# Data to process
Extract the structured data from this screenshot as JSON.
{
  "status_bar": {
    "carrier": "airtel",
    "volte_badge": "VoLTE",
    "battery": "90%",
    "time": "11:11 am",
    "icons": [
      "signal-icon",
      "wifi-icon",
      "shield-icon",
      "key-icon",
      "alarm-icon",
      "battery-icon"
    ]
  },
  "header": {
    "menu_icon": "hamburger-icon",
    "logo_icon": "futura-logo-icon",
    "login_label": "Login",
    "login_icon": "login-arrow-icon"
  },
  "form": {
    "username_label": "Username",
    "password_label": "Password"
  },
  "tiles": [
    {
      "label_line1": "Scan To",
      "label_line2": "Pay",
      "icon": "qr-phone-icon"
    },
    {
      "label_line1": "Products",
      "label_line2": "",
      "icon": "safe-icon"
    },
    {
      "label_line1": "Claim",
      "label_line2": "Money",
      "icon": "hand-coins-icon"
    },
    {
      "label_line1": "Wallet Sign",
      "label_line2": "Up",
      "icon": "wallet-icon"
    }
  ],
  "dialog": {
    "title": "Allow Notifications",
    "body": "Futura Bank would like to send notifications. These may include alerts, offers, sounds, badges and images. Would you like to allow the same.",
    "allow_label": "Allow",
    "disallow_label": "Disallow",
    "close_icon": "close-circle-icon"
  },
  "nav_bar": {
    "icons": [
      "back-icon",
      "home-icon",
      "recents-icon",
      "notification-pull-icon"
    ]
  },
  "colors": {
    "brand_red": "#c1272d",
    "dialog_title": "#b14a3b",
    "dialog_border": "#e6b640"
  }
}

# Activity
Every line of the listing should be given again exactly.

# Answer space
Extract the structured data from this screenshot as JSON.
{
  "status_bar": {
    "carrier": "airtel",
    "volte_badge": "VoLTE",
    "battery": "90%",
    "time": "11:11 am",
    "icons": [
      "signal-icon",
      "wifi-icon",
      "shield-icon",
      "key-icon",
      "alarm-icon",
      "battery-icon"
    ]
  },
  "header": {
    "menu_icon": "hamburger-icon",
    "logo_icon": "futura-logo-icon",
    "login_label": "Login",
    "login_icon": "login-arrow-icon"
  },
  "form": {
    "username_label": "Username",
    "password_label": "Password"
  },
  "tiles": [
    {
      "label_line1": "Scan To",
      "label_line2": "Pay",
      "icon": "qr-phone-icon"
    },
    {
      "label_line1": "Products",
      "label_line2": "",
      "icon": "safe-icon"
    },
    {
      "label_line1": "Claim",
      "label_line2": "Money",
      "icon": "hand-coins-icon"
    },
    {
      "label_line1": "Wallet Sign",
      "label_line2": "Up",
      "icon": "wallet-icon"
    }
  ],
  "dialog": {
    "title": "Allow Notifications",
    "body": "Futura Bank would like to send notifications. These may include alerts, offers, sounds, badges and images. Would you like to allow the same.",
    "allow_label": "Allow",
    "disallow_label": "Disallow",
    "close_icon": "close-circle-icon"
  },
  "nav_bar": {
    "icons": [
      "back-icon",
      "home-icon",
      "recents-icon",
      "notification-pull-icon"
    ]
  },
  "colors": {
    "brand_red": "#c1272d",
    "dialog_title": "#b14a3b",
    "dialog_border": "#e6b640"
  }
}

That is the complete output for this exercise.